→ TASK OBJECTIVE
Would you please return the lines of the material that contain the word "JSON"?

→ DATA SUPPLIED
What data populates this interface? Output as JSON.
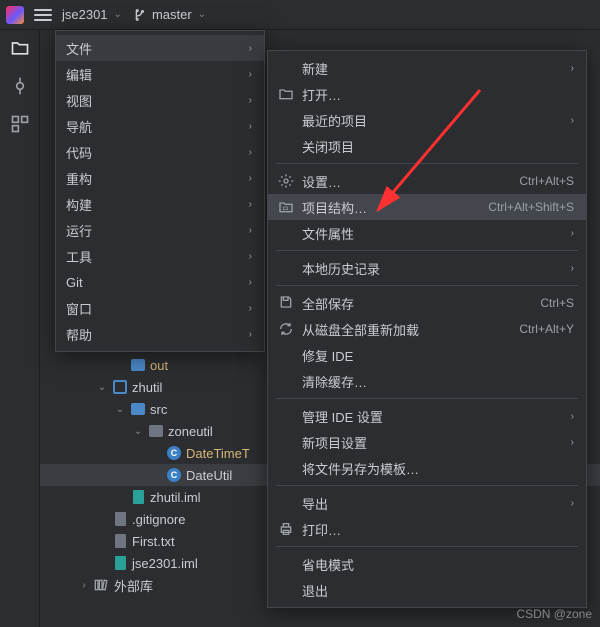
{
  "top": {
    "project": "jse2301",
    "branch": "master"
  },
  "menu1": {
    "items": [
      {
        "label": "文件",
        "arrow": true,
        "hl": true
      },
      {
        "label": "编辑",
        "arrow": true
      },
      {
        "label": "视图",
        "arrow": true
      },
      {
        "label": "导航",
        "arrow": true
      },
      {
        "label": "代码",
        "arrow": true
      },
      {
        "label": "重构",
        "arrow": true
      },
      {
        "label": "构建",
        "arrow": true
      },
      {
        "label": "运行",
        "arrow": true
      },
      {
        "label": "工具",
        "arrow": true
      },
      {
        "label": "Git",
        "arrow": true
      },
      {
        "label": "窗口",
        "arrow": true
      },
      {
        "label": "帮助",
        "arrow": true
      }
    ]
  },
  "menu2": {
    "groups": [
      [
        {
          "icon": "",
          "label": "新建",
          "arrow": true
        },
        {
          "icon": "folder",
          "label": "打开…"
        },
        {
          "icon": "",
          "label": "最近的项目",
          "arrow": true
        },
        {
          "icon": "",
          "label": "关闭项目"
        }
      ],
      [
        {
          "icon": "gear",
          "label": "设置…",
          "short": "Ctrl+Alt+S"
        },
        {
          "icon": "struct",
          "label": "项目结构…",
          "short": "Ctrl+Alt+Shift+S",
          "hl": true
        },
        {
          "icon": "",
          "label": "文件属性",
          "arrow": true
        }
      ],
      [
        {
          "icon": "",
          "label": "本地历史记录",
          "arrow": true
        }
      ],
      [
        {
          "icon": "saveall",
          "label": "全部保存",
          "short": "Ctrl+S"
        },
        {
          "icon": "reload",
          "label": "从磁盘全部重新加载",
          "short": "Ctrl+Alt+Y"
        },
        {
          "icon": "",
          "label": "修复 IDE"
        },
        {
          "icon": "",
          "label": "清除缓存…"
        }
      ],
      [
        {
          "icon": "",
          "label": "管理 IDE 设置",
          "arrow": true
        },
        {
          "icon": "",
          "label": "新项目设置",
          "arrow": true
        },
        {
          "icon": "",
          "label": "将文件另存为模板…"
        }
      ],
      [
        {
          "icon": "",
          "label": "导出",
          "arrow": true
        },
        {
          "icon": "print",
          "label": "打印…"
        }
      ],
      [
        {
          "icon": "",
          "label": "省电模式"
        },
        {
          "icon": "",
          "label": "退出"
        }
      ]
    ]
  },
  "tree": {
    "rows": [
      {
        "depth": 3,
        "arrow": "",
        "icon": "folder-blue",
        "label": "out",
        "yellow": true
      },
      {
        "depth": 2,
        "arrow": "v",
        "icon": "module",
        "label": "zhutil",
        "sel": false
      },
      {
        "depth": 3,
        "arrow": "v",
        "icon": "folder-blue",
        "label": "src"
      },
      {
        "depth": 4,
        "arrow": "v",
        "icon": "folder",
        "label": "zoneutil"
      },
      {
        "depth": 5,
        "arrow": "",
        "icon": "class",
        "label": "DateTimeT",
        "yellow": true
      },
      {
        "depth": 5,
        "arrow": "",
        "icon": "class",
        "label": "DateUtil",
        "sel": true
      },
      {
        "depth": 3,
        "arrow": "",
        "icon": "file-teal",
        "label": "zhutil.iml"
      },
      {
        "depth": 2,
        "arrow": "",
        "icon": "file-gray",
        "label": ".gitignore"
      },
      {
        "depth": 2,
        "arrow": "",
        "icon": "file-gray",
        "label": "First.txt"
      },
      {
        "depth": 2,
        "arrow": "",
        "icon": "file-teal",
        "label": "jse2301.iml"
      },
      {
        "depth": 1,
        "arrow": ">",
        "icon": "lib",
        "label": "外部库"
      }
    ]
  },
  "watermark": "CSDN @zone"
}
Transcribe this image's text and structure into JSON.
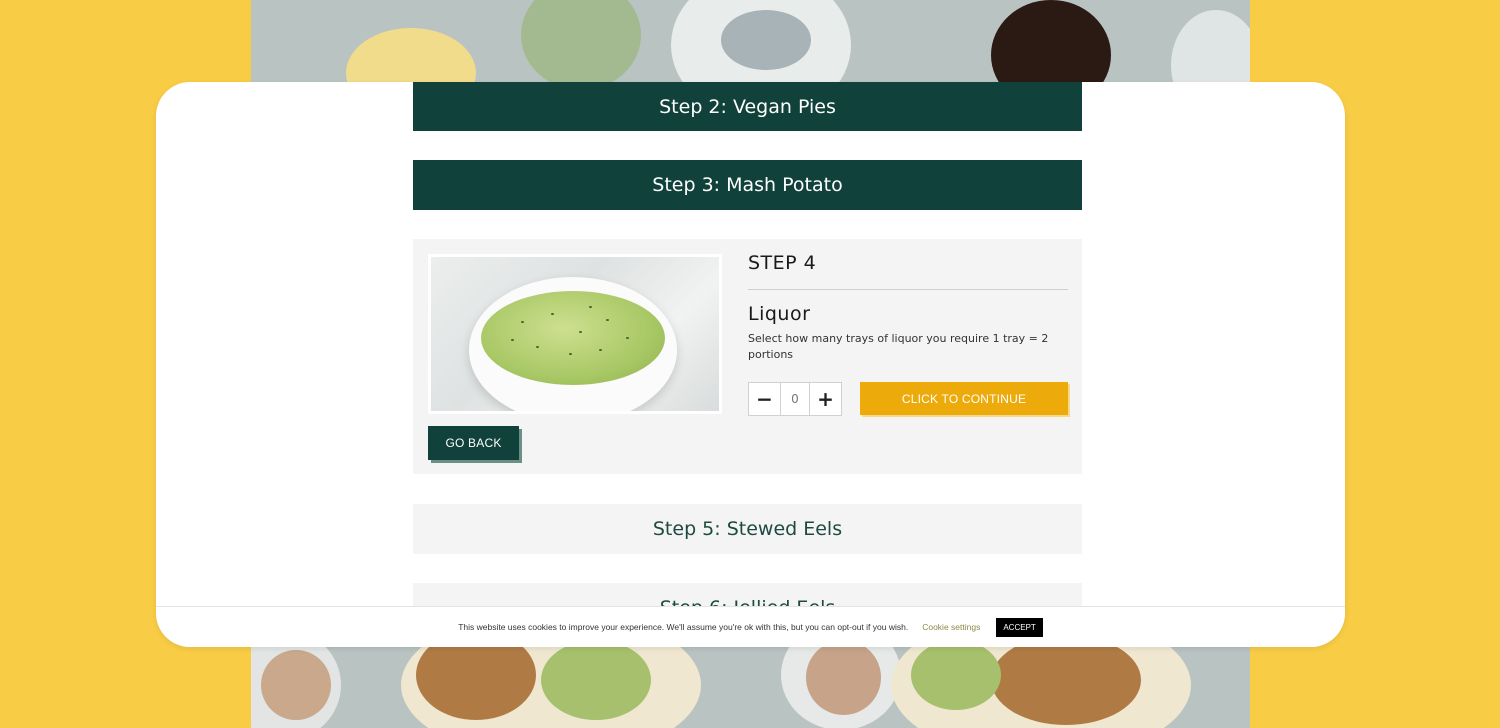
{
  "steps": {
    "step2": "Step 2: Vegan Pies",
    "step3": "Step 3: Mash Potato",
    "step5": "Step 5: Stewed Eels",
    "step6": "Step 6: Jellied Eels"
  },
  "current_step": {
    "label": "STEP 4",
    "title": "Liquor",
    "description": "Select how many trays of liquor you require 1 tray = 2 portions",
    "quantity": "0",
    "decrement_symbol": "−",
    "increment_symbol": "+",
    "continue_label": "CLICK TO CONTINUE",
    "back_label": "GO BACK",
    "image_icon": "liquor-bowl-photo"
  },
  "cookie_bar": {
    "text": "This website uses cookies to improve your experience. We'll assume you're ok with this, but you can opt-out if you wish.",
    "settings_label": "Cookie settings",
    "accept_label": "ACCEPT"
  },
  "colors": {
    "page_background": "#f8cc45",
    "dark_green": "#10413a",
    "accent_yellow": "#edaa0b",
    "panel_grey": "#f4f4f4"
  }
}
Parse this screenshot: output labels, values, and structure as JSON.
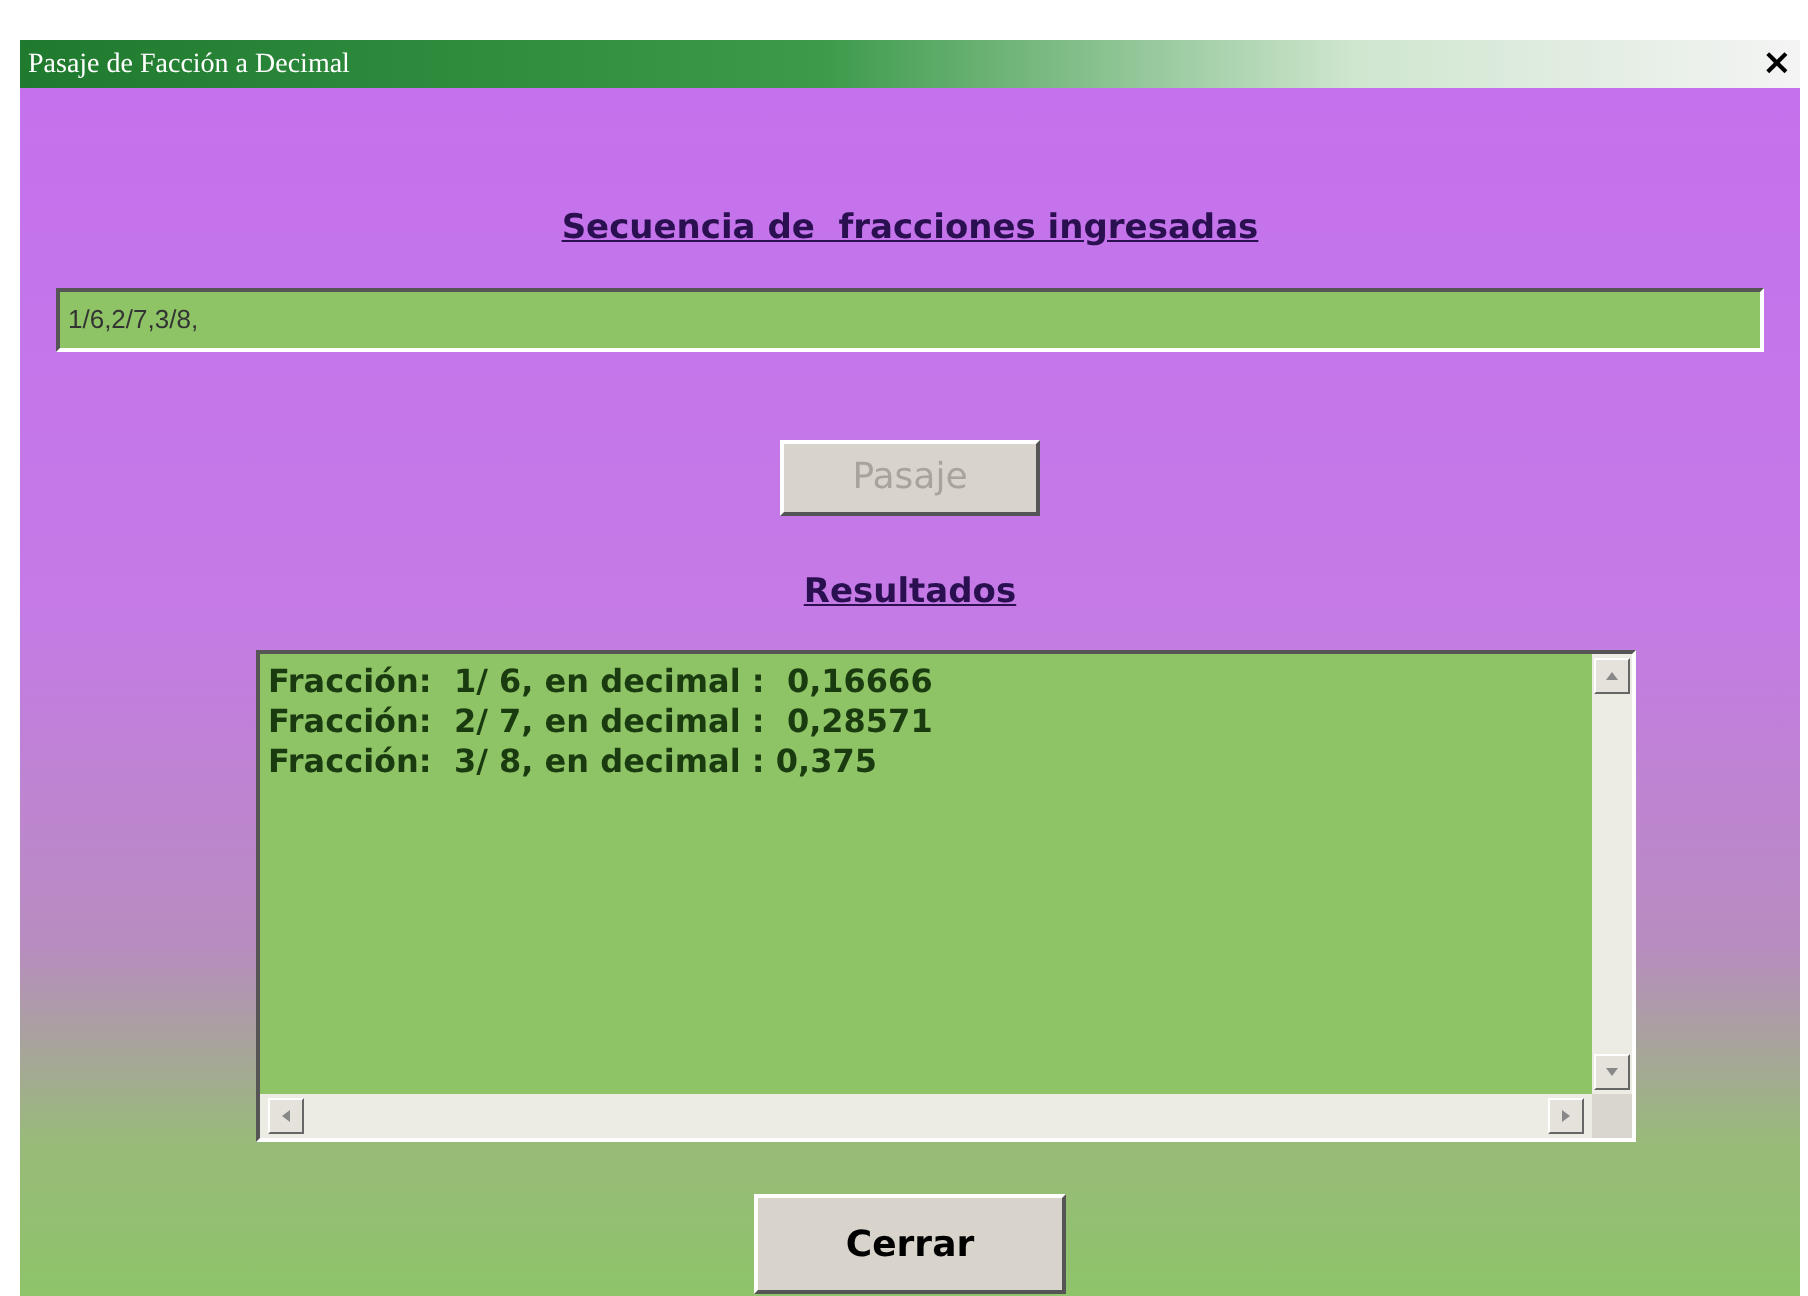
{
  "window": {
    "title": "Pasaje de Facción a Decimal",
    "close": "×"
  },
  "heading": "Secuencia de  fracciones ingresadas",
  "input": {
    "value": "1/6,2/7,3/8,"
  },
  "convert_button": {
    "label": "Pasaje",
    "disabled": true
  },
  "results_heading": "Resultados",
  "results": [
    "Fracción:  1/ 6, en decimal :  0,16666",
    "Fracción:  2/ 7, en decimal :  0,28571",
    "Fracción:  3/ 8, en decimal : 0,375"
  ],
  "close_button": {
    "label": "Cerrar",
    "disabled": false
  }
}
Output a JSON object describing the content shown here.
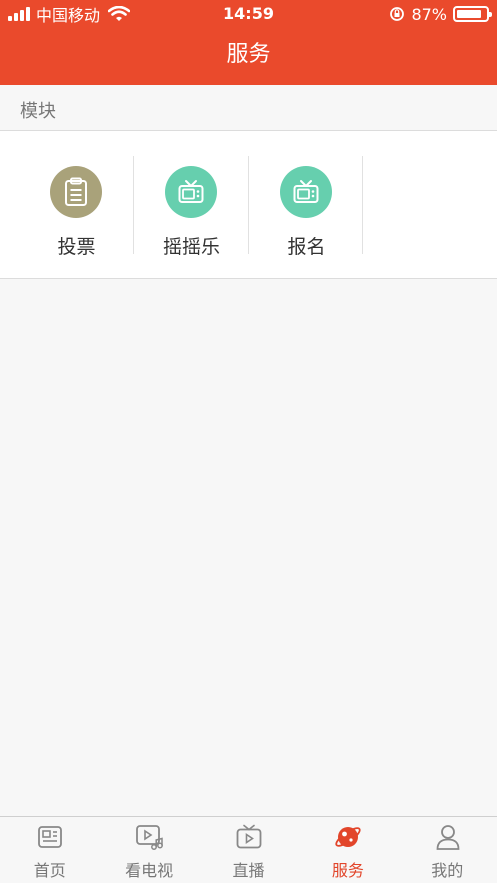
{
  "status_bar": {
    "carrier": "中国移动",
    "time": "14:59",
    "battery_percent": "87%",
    "battery_level": 0.87,
    "signal_icon": "signal-bars-icon",
    "wifi_icon": "wifi-icon",
    "orientation_lock_icon": "orientation-lock-icon"
  },
  "header": {
    "title": "服务"
  },
  "section": {
    "title": "模块"
  },
  "modules": [
    {
      "label": "投票",
      "icon": "clipboard-icon",
      "color": "#a9a27a"
    },
    {
      "label": "摇摇乐",
      "icon": "tv-icon",
      "color": "#66cfae"
    },
    {
      "label": "报名",
      "icon": "tv-icon",
      "color": "#66cfae"
    }
  ],
  "tabbar": {
    "tabs": [
      {
        "label": "首页",
        "icon": "news-icon",
        "active": false
      },
      {
        "label": "看电视",
        "icon": "video-music-icon",
        "active": false
      },
      {
        "label": "直播",
        "icon": "live-tv-icon",
        "active": false
      },
      {
        "label": "服务",
        "icon": "planet-icon",
        "active": true
      },
      {
        "label": "我的",
        "icon": "user-icon",
        "active": false
      }
    ]
  },
  "colors": {
    "accent": "#ea4a2c",
    "active_tab": "#e2452a",
    "inactive_tab": "#777777",
    "background": "#f7f7f7"
  }
}
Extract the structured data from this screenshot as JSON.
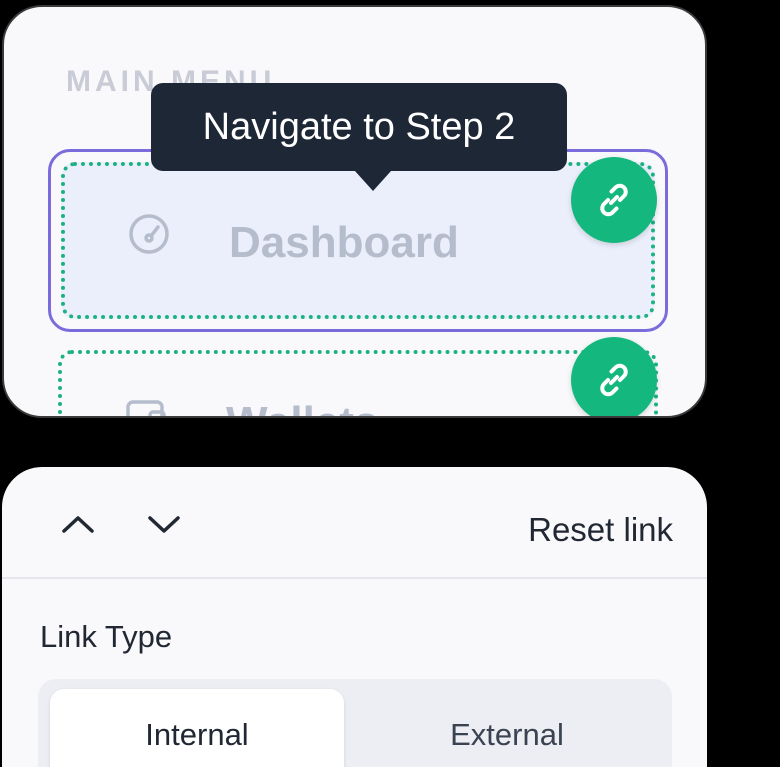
{
  "menu": {
    "heading": "MAIN MENU",
    "items": [
      {
        "label": "Dashboard",
        "icon": "gauge-icon",
        "state": "selected"
      },
      {
        "label": "Wallets",
        "icon": "wallet-icon",
        "state": "default"
      }
    ],
    "tooltip": "Navigate to Step 2"
  },
  "panel": {
    "reset_label": "Reset link",
    "link_type_label": "Link Type",
    "options": [
      "Internal",
      "External"
    ],
    "selected_option": "Internal"
  },
  "colors": {
    "accent_green": "#14b87f",
    "selection_outline": "#7b6cdc",
    "tooltip_bg": "#1e2736"
  }
}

→ RESPONSE TO THIS TASK
What data populates this interface? Output as JSON.
Transcribe this image's text and structure into JSON.
Parse this screenshot: output labels, values, and structure as JSON.
Output a JSON object describing the content shown here.
Extract the structured data from this screenshot as JSON.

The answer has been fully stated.